I got what I can only describe as an early Christmas present this week: The gift of hope and brotherhood shining like a beacon amid the insanity of a million crazy, stressful bits of life — not the least of which has been the weather-driven destruction we’ve seen here in the Northeast.
Moved by the plight of his friends, former neighbors and colleagues, a parishioner of our church, The Church of the Archangels, who recently moved to Stamford from Toms River, NJ, issued a plea for help — warm clothes, food, toiletries, cleaning supplies to help the many thousands of Jersey Shore residents who no longer have these things or homes in which to store them.
Our parish partnered with two other area Orthodox Churches and the word went out to church members and their various networks to help these Hurricane Sandy victims. To be sure, ours was one of many such efforts taking place in houses of worship and other places throughout the area.
All I can say is WOW. The outpouring of generosity was awe-inspiring. Customers at my Jazzercise center, my neighbors, a local Girl Scout troop and others lent a hand, and that effort was duplicated over and over again all around Southwestern Connecticut as our church members reached out to their own networks of friends and colleagues.
Many of us spent two evenings this week sorting and packaging the goods.

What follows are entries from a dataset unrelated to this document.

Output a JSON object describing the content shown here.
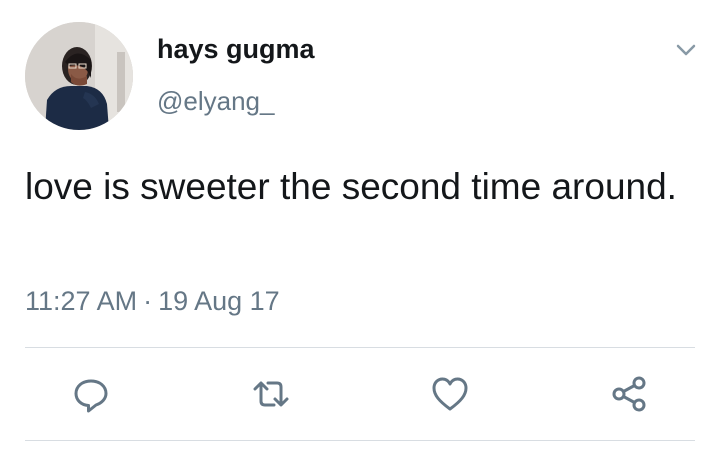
{
  "tweet": {
    "author": {
      "display_name": "hays gugma",
      "handle": "@elyang_"
    },
    "text": "love is sweeter the second time around.",
    "time": "11:27 AM",
    "separator": "·",
    "date": "19 Aug 17"
  },
  "actions": {
    "reply_icon": "reply-icon",
    "retweet_icon": "retweet-icon",
    "like_icon": "heart-icon",
    "share_icon": "share-icon"
  },
  "colors": {
    "text": "#14171a",
    "secondary": "#657786",
    "divider": "#d8dde2",
    "background": "#ffffff"
  }
}
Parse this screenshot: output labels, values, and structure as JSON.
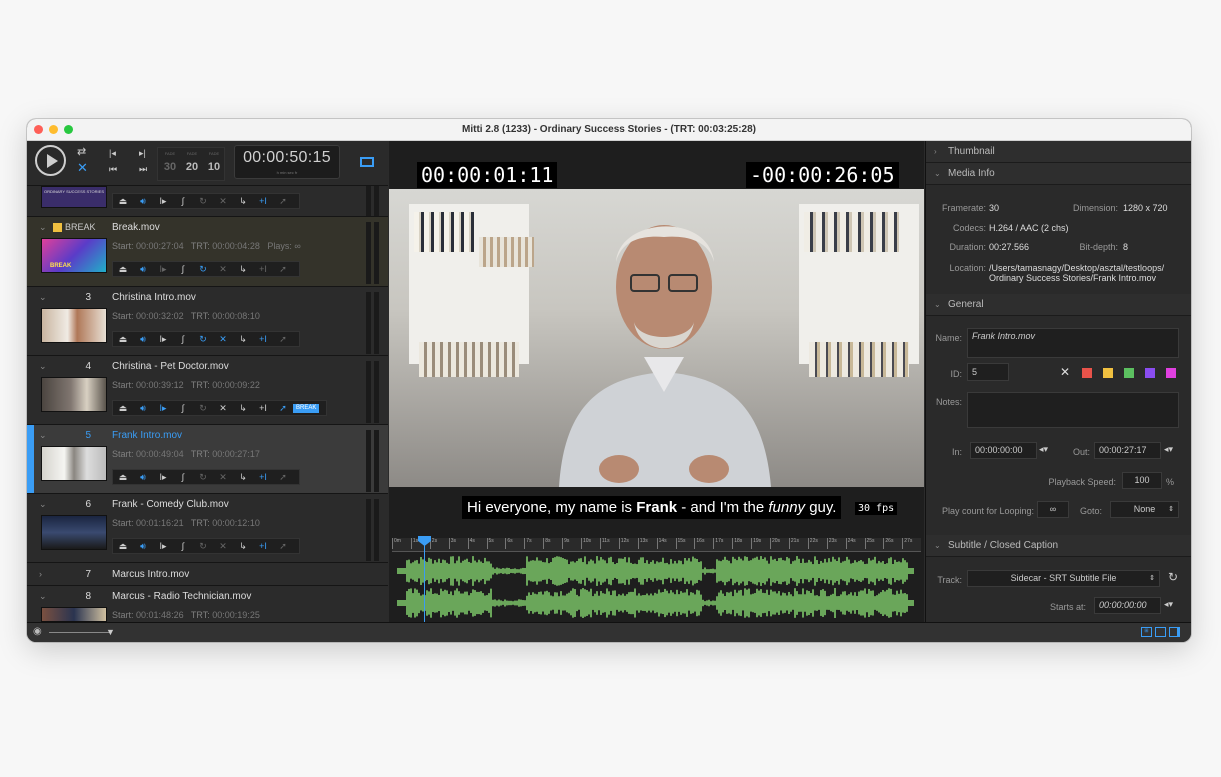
{
  "window": {
    "title": "Mitti 2.8 (1233) - Ordinary Success Stories - (TRT: 00:03:25:28)"
  },
  "toolbar": {
    "fades": [
      {
        "label": "FADE",
        "value": "30"
      },
      {
        "label": "FADE",
        "value": "20"
      },
      {
        "label": "FADE",
        "value": "10"
      }
    ],
    "clock": "00:00:50:15",
    "clock_units": "h          min          sec          fr"
  },
  "cues": [
    {
      "num": "",
      "name": "",
      "thumb_text": "ORDINARY SUCCESS STORIES"
    },
    {
      "num": "BREAK",
      "name": "Break.mov",
      "start": "00:00:27:04",
      "trt": "00:00:04:28",
      "plays": "Plays: ∞",
      "thumb_text": "BREAK"
    },
    {
      "num": "3",
      "name": "Christina Intro.mov",
      "start": "00:00:32:02",
      "trt": "00:00:08:10"
    },
    {
      "num": "4",
      "name": "Christina - Pet Doctor.mov",
      "start": "00:00:39:12",
      "trt": "00:00:09:22",
      "badge": "BREAK"
    },
    {
      "num": "5",
      "name": "Frank Intro.mov",
      "start": "00:00:49:04",
      "trt": "00:00:27:17"
    },
    {
      "num": "6",
      "name": "Frank - Comedy Club.mov",
      "start": "00:01:16:21",
      "trt": "00:00:12:10"
    },
    {
      "num": "7",
      "name": "Marcus Intro.mov"
    },
    {
      "num": "8",
      "name": "Marcus - Radio Technician.mov",
      "start": "00:01:48:26",
      "trt": "00:00:19:25"
    }
  ],
  "labels": {
    "start": "Start:",
    "trt": "TRT:"
  },
  "player": {
    "elapsed": "00:00:01:11",
    "remaining": "-00:00:26:05",
    "subtitle_pre": "Hi everyone, my name is ",
    "subtitle_bold": "Frank",
    "subtitle_mid": " - and I'm the ",
    "subtitle_it": "funny",
    "subtitle_post": " guy.",
    "fps": "30 fps",
    "ruler": [
      "0m",
      "1s",
      "2s",
      "3s",
      "4s",
      "5s",
      "6s",
      "7s",
      "8s",
      "9s",
      "10s",
      "11s",
      "12s",
      "13s",
      "14s",
      "15s",
      "16s",
      "17s",
      "18s",
      "19s",
      "20s",
      "21s",
      "22s",
      "23s",
      "24s",
      "25s",
      "26s",
      "27s"
    ]
  },
  "inspector": {
    "thumbnail": "Thumbnail",
    "media_info": "Media Info",
    "framerate_label": "Framerate:",
    "framerate": "30",
    "dimension_label": "Dimension:",
    "dimension": "1280 x 720",
    "codecs_label": "Codecs:",
    "codecs": "H.264 / AAC (2 chs)",
    "duration_label": "Duration:",
    "duration": "00:27.566",
    "bitdepth_label": "Bit-depth:",
    "bitdepth": "8",
    "location_label": "Location:",
    "location1": "/Users/tamasnagy/Desktop/asztal/testloops/",
    "location2": "Ordinary Success Stories/Frank Intro.mov",
    "general": "General",
    "name_label": "Name:",
    "name": "Frank Intro.mov",
    "id_label": "ID:",
    "id": "5",
    "notes_label": "Notes:",
    "in_label": "In:",
    "in": "00:00:00:00",
    "out_label": "Out:",
    "out": "00:00:27:17",
    "speed_label": "Playback  Speed:",
    "speed": "100",
    "speed_unit": "%",
    "playcount_label": "Play count for Looping:",
    "playcount": "∞",
    "goto_label": "Goto:",
    "goto": "None",
    "subtitle_section": "Subtitle / Closed Caption",
    "track_label": "Track:",
    "track": "Sidecar - SRT Subtitle File",
    "startsat_label": "Starts at:",
    "startsat": "00:00:00:00",
    "colors": [
      "#e8534a",
      "#f0c040",
      "#5cc060",
      "#8a4df0",
      "#e040e0"
    ]
  }
}
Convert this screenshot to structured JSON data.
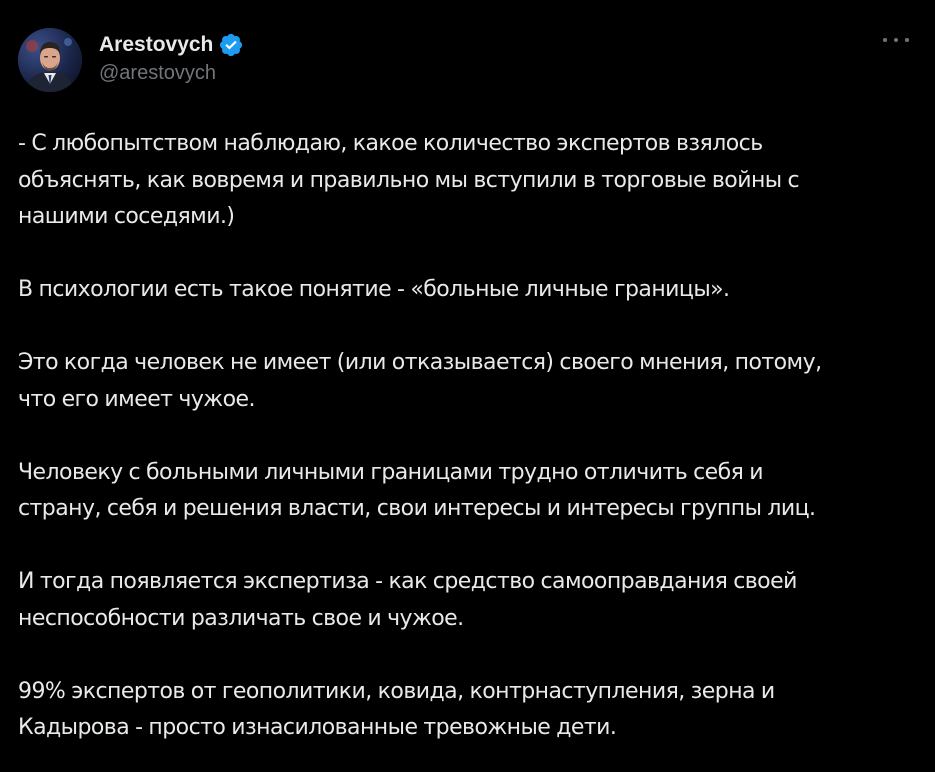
{
  "colors": {
    "background": "#000000",
    "text_primary": "#e7e9ea",
    "text_secondary": "#71767b",
    "verified_badge": "#1d9bf0"
  },
  "author": {
    "display_name": "Arestovych",
    "handle": "@arestovych",
    "verified_icon": "verified-badge-icon",
    "avatar_icon": "avatar-photo"
  },
  "more_menu": {
    "icon": "more-horizontal-icon"
  },
  "tweet": {
    "paragraphs": [
      "- С любопытством наблюдаю, какое количество экспертов взялось\nобъяснять, как вовремя и правильно мы вступили в торговые войны с\nнашими соседями.)",
      "В психологии есть такое понятие - «больные личные границы».",
      "Это когда человек не имеет (или отказывается) своего мнения, потому,\nчто его имеет чужое.",
      "Человеку с больными личными границами трудно отличить себя и\nстрану, себя и решения власти, свои интересы и интересы группы лиц.",
      "И тогда появляется экспертиза - как средство самооправдания своей\nнеспособности различать свое и чужое.",
      "99% экспертов от геополитики, ковида, контрнаступления, зерна и\nКадырова - просто изнасилованные тревожные дети."
    ]
  }
}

Two well-stuffed UHauls and a van are on their way down the Shore as I type this.
This was the scene in our church hall Thursday night, when we packed up 200+ boxes of necessities:
We packed up at least as much again last night.
Many of the donated items will go to families in Seaside Heights, a place we’ve vacationed these past couple of summers.
Here was Catherine two summers ago, as Hurricane Irene was stirring up the ocean.
And this view, taken our last morning in New Jersey this past summer, exists only in pictures now.
I know none of us will forget the pictures of destruction we’ve seen on the news, the faces of the people whose lives will never be the same, the homes like toys strewn in the streets, the sand piled like snow drifts, the bits of the boardwalk crumbling and destroyed.
However, I also won’t forget stepping into the church hall to find supplies piled sky-high.
Or the long lines of folks sorting and folding clothes, taping boxes, sorting toiletries.
The teenagers so fully engaged in helping that they didn’t text a friend the whole time.
Or the 6-year-old little fella who made trip after trip last night to help unload a truckload of donations, carrying as much as his little hands could manage each time, then taking on every other task assigned to him.
I know in the scheme of things, our donations are but a drop in the bucket for the folks whose lives have been turned upside down.
Still, I hope they bring some measure of comfort and hope, and that the goodwill we generated in a church in Stamford makes its way to each and every one of them.